Because of the war the casts have not come to Romania immediately after their execution. Meanwhile they were housed in the basement of the Lateran Museum, the Forum of Trajan and in deposits of the Exhibition Palace. Finally the Column casts come to Bucharest in June, 1967. The Column reproduction is of a high quality: the material that was used, reinforced white cement mixed with marble dust, closer in appearance to the original, and the base perfectly mimics the original, respecting the proportions of the monument. All metopes are exposed at the National History Museum of Romania (Bucharest) in a large room specially arranged5.

Thus, the projects started in the 19th century to fully reproduce the column were finally materialized after many difficulties, but what about the project to raise the monument in Bucharest, in a special place? This will for the famous monument to be built to scale 1/1, and erected in Bucharest has not disappeared: present Romanian personalities are convinced that the "old" projects of the 19th century will be re-launched again.

  1. See the link of the TV program « Bianchi Bandinelli e la Colonna traiana »:
  2. XLII Esposizione Internazionale d’Arte la Biennale di Venezia. Arte e Scienza, General catalogue 1986, Edizioni La Biennale, Realizzazione Electa Editrice, p. 209 şi 231-232.

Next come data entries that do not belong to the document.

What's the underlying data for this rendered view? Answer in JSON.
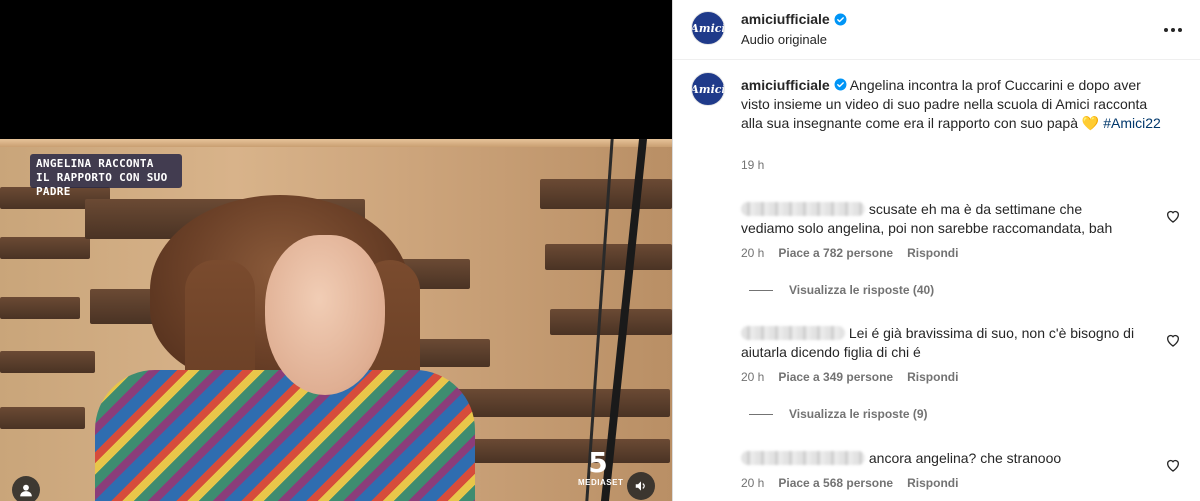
{
  "video": {
    "overlay_caption": [
      "ANGELINA RACCONTA",
      "IL RAPPORTO CON SUO PADRE"
    ],
    "channel_logo": {
      "mark": "5",
      "name": "MEDIASET"
    },
    "mute_icon": "speaker-icon",
    "user_icon": "user-icon"
  },
  "post": {
    "username": "amiciufficiale",
    "subtitle": "Audio originale",
    "avatar_text": "Amici",
    "caption": {
      "username": "amiciufficiale",
      "text": "Angelina incontra la prof Cuccarini e dopo aver visto insieme un video di suo padre nella scuola di Amici racconta alla sua insegnante come era il rapporto con suo papà",
      "emoji": "💛",
      "hashtag": "#Amici22",
      "time": "19 h"
    }
  },
  "comments": [
    {
      "text": "scusate eh ma è da settimane che vediamo solo angelina, poi non sarebbe raccomandata, bah",
      "time": "20 h",
      "likes": "Piace a 782 persone",
      "reply": "Rispondi",
      "view_replies": "Visualizza le risposte (40)"
    },
    {
      "text": "Lei é già bravissima di suo, non c'è bisogno di aiutarla dicendo figlia di chi é",
      "time": "20 h",
      "likes": "Piace a 349 persone",
      "reply": "Rispondi",
      "view_replies": "Visualizza le risposte (9)"
    },
    {
      "text": "ancora angelina? che stranooo",
      "time": "20 h",
      "likes": "Piace a 568 persone",
      "reply": "Rispondi"
    }
  ],
  "colors": {
    "verified": "#0095f6",
    "hashtag": "#00376b",
    "secondary_text": "#737373",
    "avatar_bg": "#1f3a8a"
  }
}
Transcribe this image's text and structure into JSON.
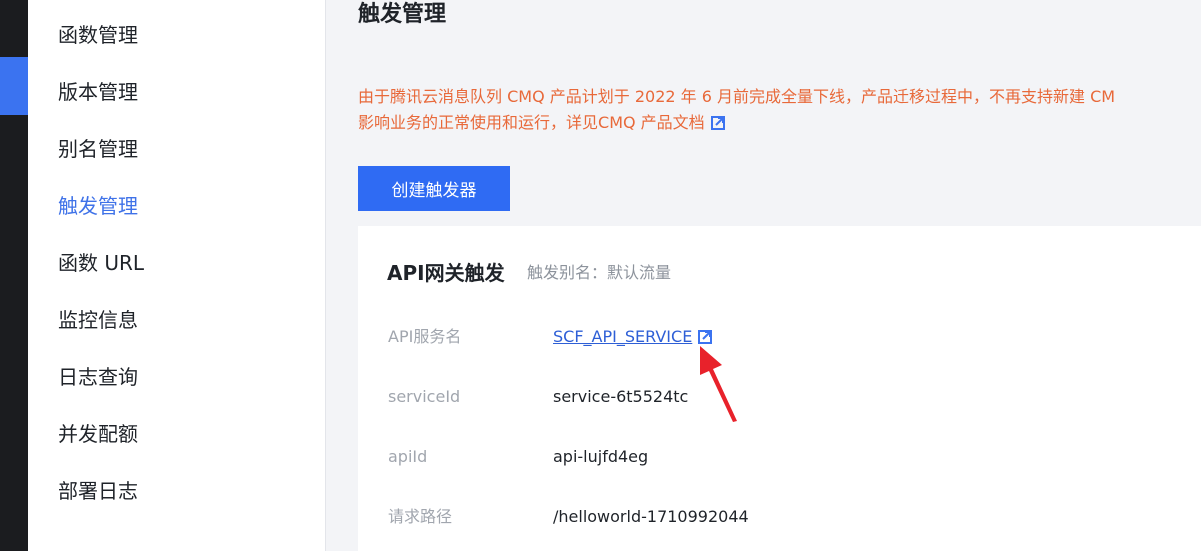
{
  "colors": {
    "accent": "#2f6bf3",
    "nav_active": "#3f72e8",
    "warning_text": "#e8693a",
    "link": "#2e5fd6",
    "annotation_arrow": "#e8222b"
  },
  "sidebar": {
    "items": [
      {
        "label": "函数管理",
        "active": false
      },
      {
        "label": "版本管理",
        "active": false
      },
      {
        "label": "别名管理",
        "active": false
      },
      {
        "label": "触发管理",
        "active": true
      },
      {
        "label": "函数 URL",
        "active": false
      },
      {
        "label": "监控信息",
        "active": false
      },
      {
        "label": "日志查询",
        "active": false
      },
      {
        "label": "并发配额",
        "active": false
      },
      {
        "label": "部署日志",
        "active": false
      }
    ]
  },
  "main": {
    "title": "触发管理",
    "notice": {
      "line1": "由于腾讯云消息队列 CMQ 产品计划于 2022 年 6 月前完成全量下线，产品迁移过程中，不再支持新建 CM",
      "line2_prefix": "影响业务的正常使用和运行，详见",
      "link_text": "CMQ 产品文档",
      "link_icon": "external-link-icon"
    },
    "create_button": "创建触发器",
    "trigger_card": {
      "title": "API网关触发",
      "alias": "触发别名：默认流量",
      "rows": [
        {
          "label": "API服务名",
          "value": "SCF_API_SERVICE",
          "is_link": true,
          "icon": "external-link-icon"
        },
        {
          "label": "serviceId",
          "value": "service-6t5524tc",
          "is_link": false
        },
        {
          "label": "apiId",
          "value": "api-lujfd4eg",
          "is_link": false
        },
        {
          "label": "请求路径",
          "value": "/helloworld-1710992044",
          "is_link": false
        }
      ]
    }
  }
}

  3. For more information and the colored image of the scene XXXII (Columna Traiană) see also : Ion Dumitriu-Snagov, « Culorile Columnei », in Magazin istoric, year XXI, nr. 6 (243), June 1987, p. 17-18 and the 4 images on the cover page of the review; scene XXXII restituted in colors (acc. S. Settis, A. La Regina, G. Agosti, V. Farinella, La Colonna Traiana, 1988, p. 597, fig. 92) ; Ranuccio Bianchi Bandinelli, Il maestro delle imprese di Traiano, Electa, Milano 2003.
  4. Note that in Cartisoara is the Ethnographic and Memorial Museum bearing the name of the most representative son of the village, Badea Cartan, including all kinds of objects that belonged to him. Likewise, in the Park "Astra" of Sibiu is a bust of the famous peasant (bronze, 1.20 m high), made in 1974 by sculptor Kurtfritz Handel of Sibiu.

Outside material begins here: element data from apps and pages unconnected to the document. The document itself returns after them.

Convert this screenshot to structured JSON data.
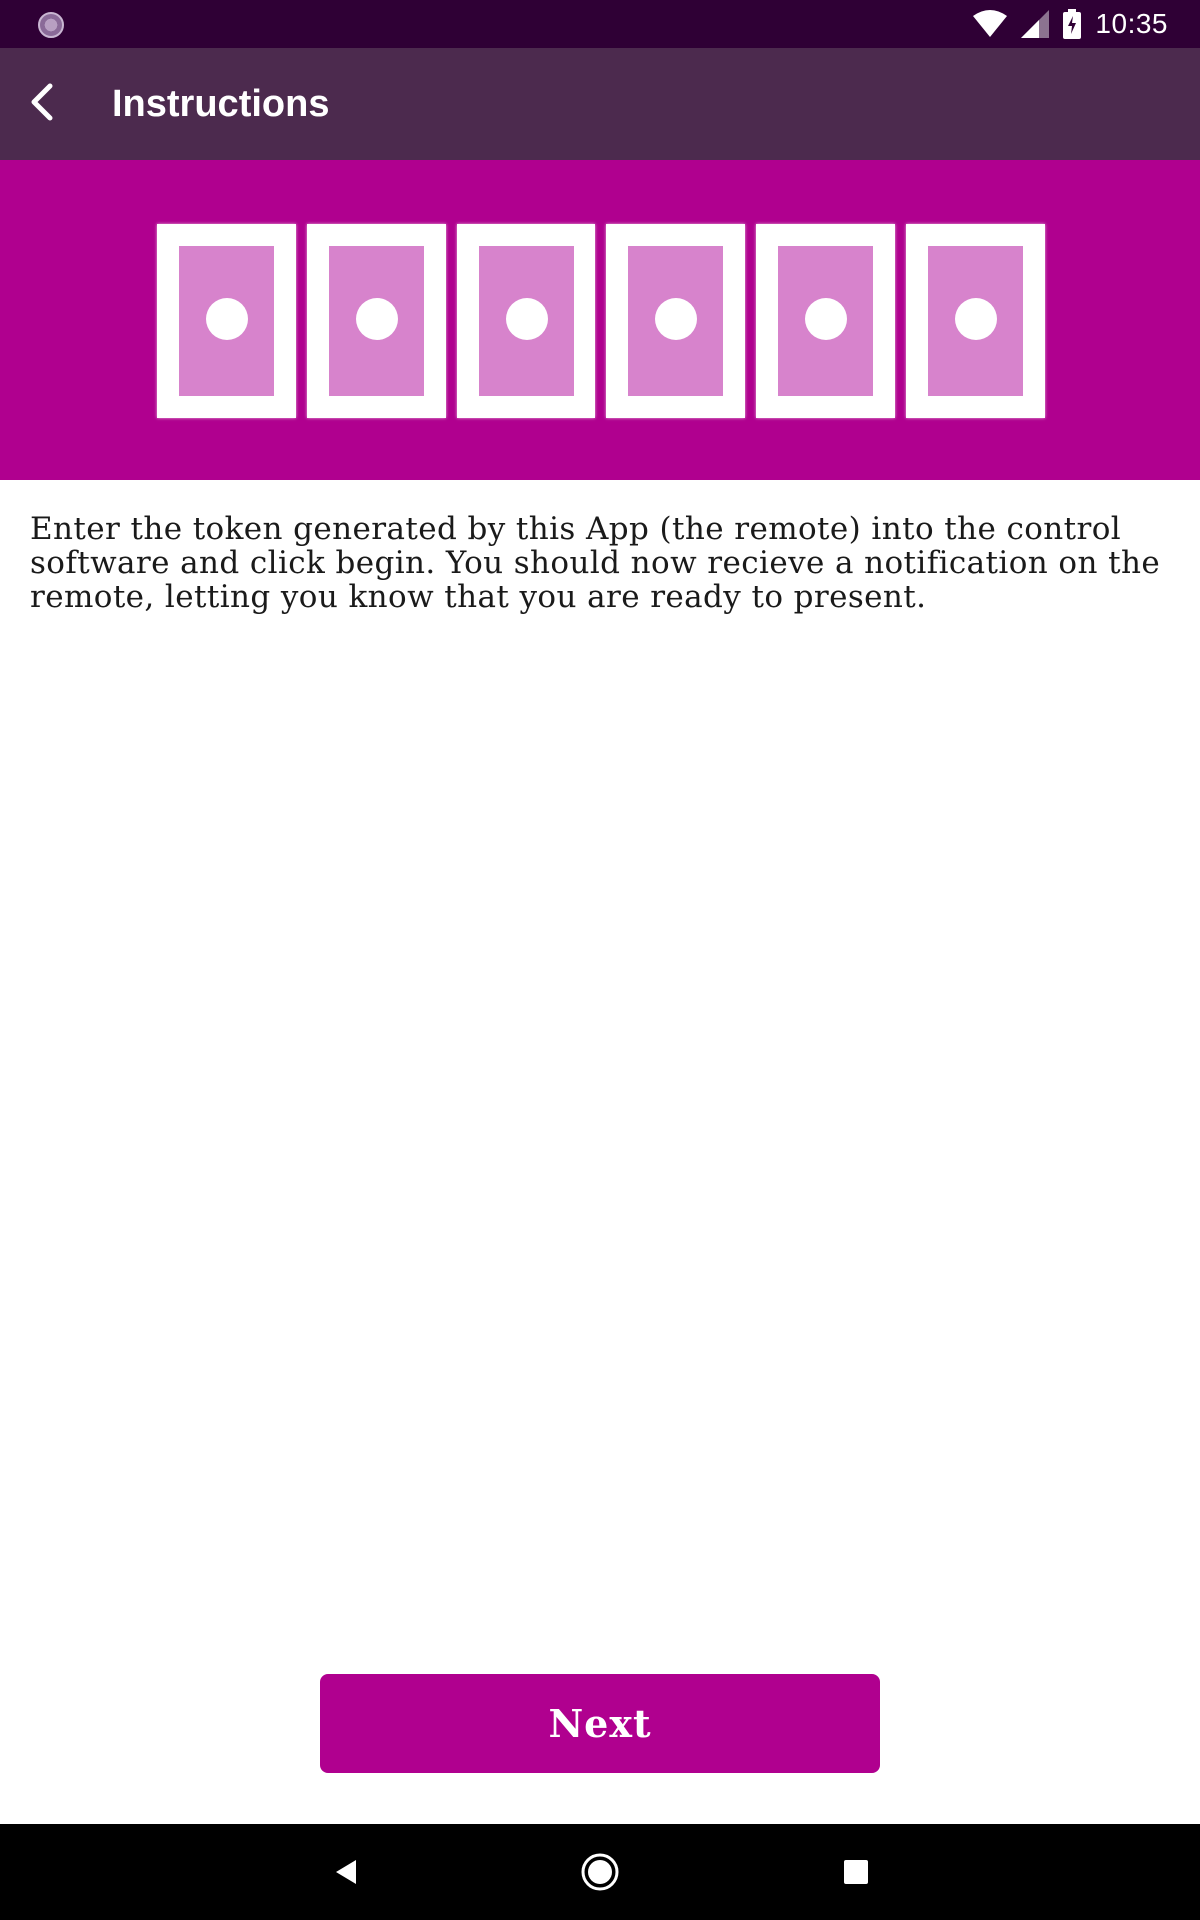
{
  "status_bar": {
    "time": "10:35",
    "icons": [
      "notification-icon",
      "wifi-icon",
      "signal-icon",
      "battery-charging-icon"
    ]
  },
  "app_bar": {
    "title": "Instructions",
    "back_icon": "chevron-left-icon"
  },
  "hero": {
    "background_color": "#b0008f",
    "token_count": 6,
    "token_box_color": "#ffffff",
    "token_inner_color": "#d783cc"
  },
  "content": {
    "instructions": "Enter the token generated by this App (the remote) into the control software and click begin. You should now recieve a notification on the remote, letting you know that you are ready to present."
  },
  "actions": {
    "next_label": "Next",
    "accent_color": "#b0008f"
  },
  "nav_bar": {
    "icons": [
      "nav-back-icon",
      "nav-home-icon",
      "nav-recents-icon"
    ]
  }
}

  5. Radu Vulpe, Columna lui Traian (Trajan’s Column), Bucureşti, CIMEC, 2002, p. 109-112